**Exercise inputs**

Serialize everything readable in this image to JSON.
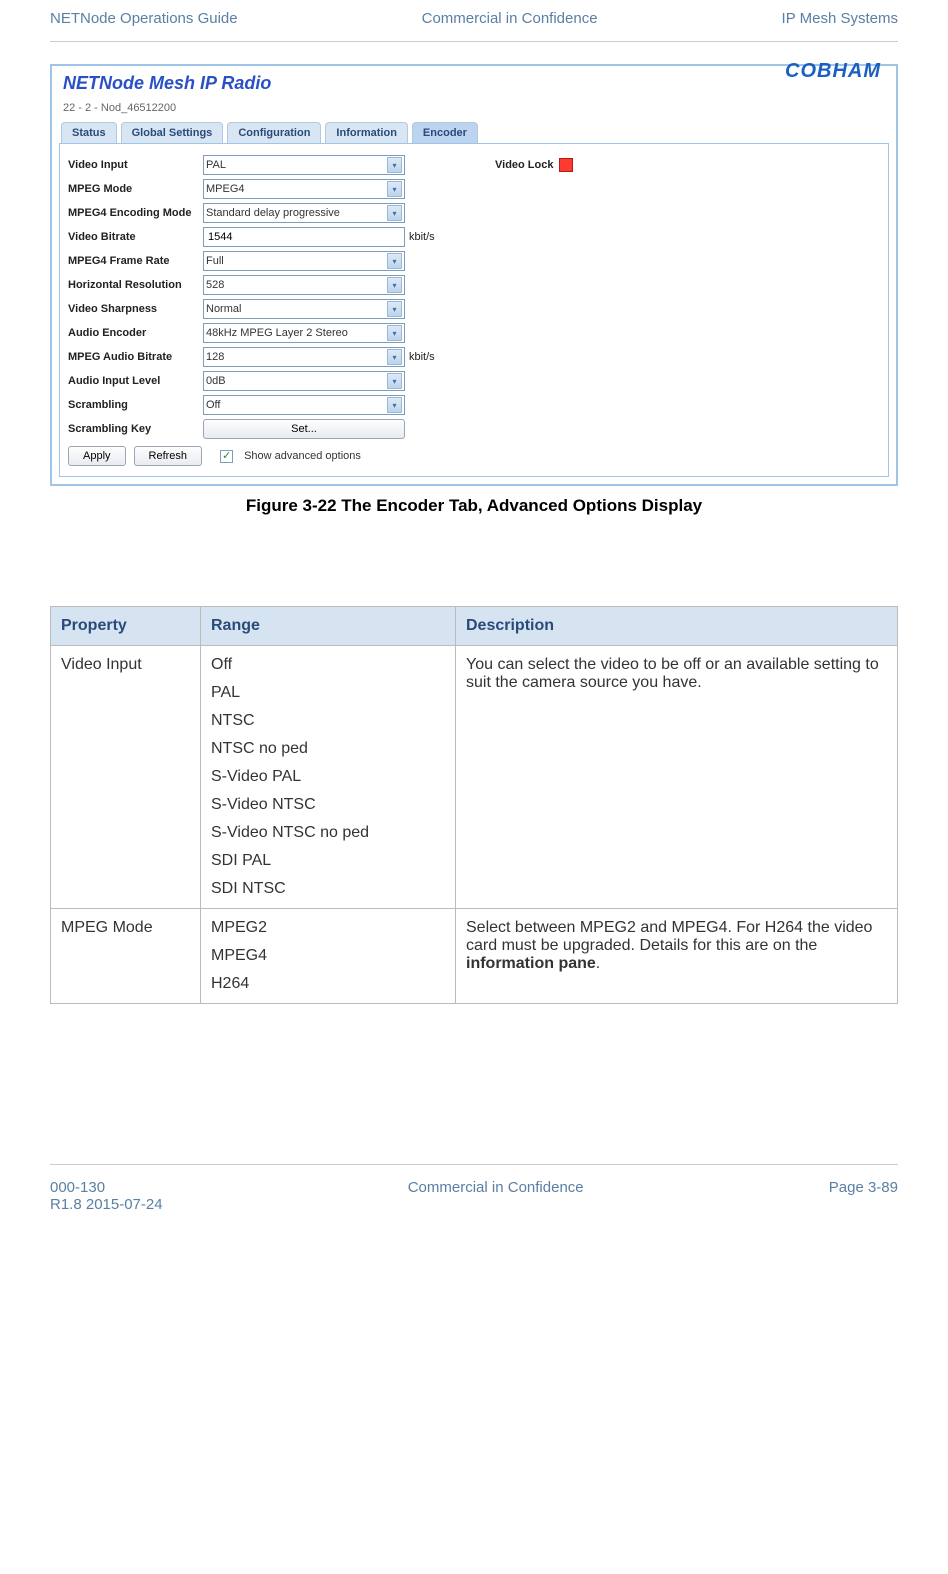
{
  "header": {
    "left": "NETNode Operations Guide",
    "center": "Commercial in Confidence",
    "right": "IP Mesh Systems"
  },
  "footer": {
    "left_line1": "000-130",
    "left_line2": "R1.8 2015-07-24",
    "center": "Commercial in Confidence",
    "right": "Page 3-89"
  },
  "screenshot": {
    "title": "NETNode Mesh IP Radio",
    "subtitle": "22 - 2 - Nod_46512200",
    "logo_text": "COBHAM",
    "tabs": [
      {
        "label": "Status",
        "active": false
      },
      {
        "label": "Global Settings",
        "active": false
      },
      {
        "label": "Configuration",
        "active": false
      },
      {
        "label": "Information",
        "active": false
      },
      {
        "label": "Encoder",
        "active": true
      }
    ],
    "form": {
      "video_input": {
        "label": "Video Input",
        "value": "PAL"
      },
      "mpeg_mode": {
        "label": "MPEG Mode",
        "value": "MPEG4"
      },
      "mpeg4_enc_mode": {
        "label": "MPEG4 Encoding Mode",
        "value": "Standard delay progressive"
      },
      "video_bitrate": {
        "label": "Video Bitrate",
        "value": "1544",
        "unit": "kbit/s"
      },
      "mpeg4_frame_rate": {
        "label": "MPEG4 Frame Rate",
        "value": "Full"
      },
      "horiz_res": {
        "label": "Horizontal Resolution",
        "value": "528"
      },
      "video_sharpness": {
        "label": "Video Sharpness",
        "value": "Normal"
      },
      "audio_encoder": {
        "label": "Audio Encoder",
        "value": "48kHz MPEG Layer 2 Stereo"
      },
      "mpeg_audio_bitrate": {
        "label": "MPEG Audio Bitrate",
        "value": "128",
        "unit": "kbit/s"
      },
      "audio_input_level": {
        "label": "Audio Input Level",
        "value": "0dB"
      },
      "scrambling": {
        "label": "Scrambling",
        "value": "Off"
      },
      "scrambling_key": {
        "label": "Scrambling Key",
        "button_label": "Set..."
      },
      "video_lock_label": "Video Lock",
      "apply_label": "Apply",
      "refresh_label": "Refresh",
      "advanced_label": "Show advanced options"
    }
  },
  "figure_caption": "Figure 3-22 The Encoder Tab, Advanced Options Display",
  "table": {
    "headers": {
      "c1": "Property",
      "c2": "Range",
      "c3": "Description"
    },
    "rows": [
      {
        "property": "Video Input",
        "range": [
          "Off",
          "PAL",
          "NTSC",
          "NTSC no ped",
          "S-Video PAL",
          "S-Video NTSC",
          "S-Video NTSC no ped",
          "SDI PAL",
          "SDI NTSC"
        ],
        "desc_pre": "You can select the video to be off or an available setting to suit the camera source you have.",
        "desc_bold": "",
        "desc_post": ""
      },
      {
        "property": "MPEG Mode",
        "range": [
          "MPEG2",
          "MPEG4",
          "H264"
        ],
        "desc_pre": "Select between MPEG2 and MPEG4. For H264 the video card must be upgraded. Details for this are on the ",
        "desc_bold": "information pane",
        "desc_post": "."
      }
    ]
  }
}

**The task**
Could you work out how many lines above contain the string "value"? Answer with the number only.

**Your solution**
11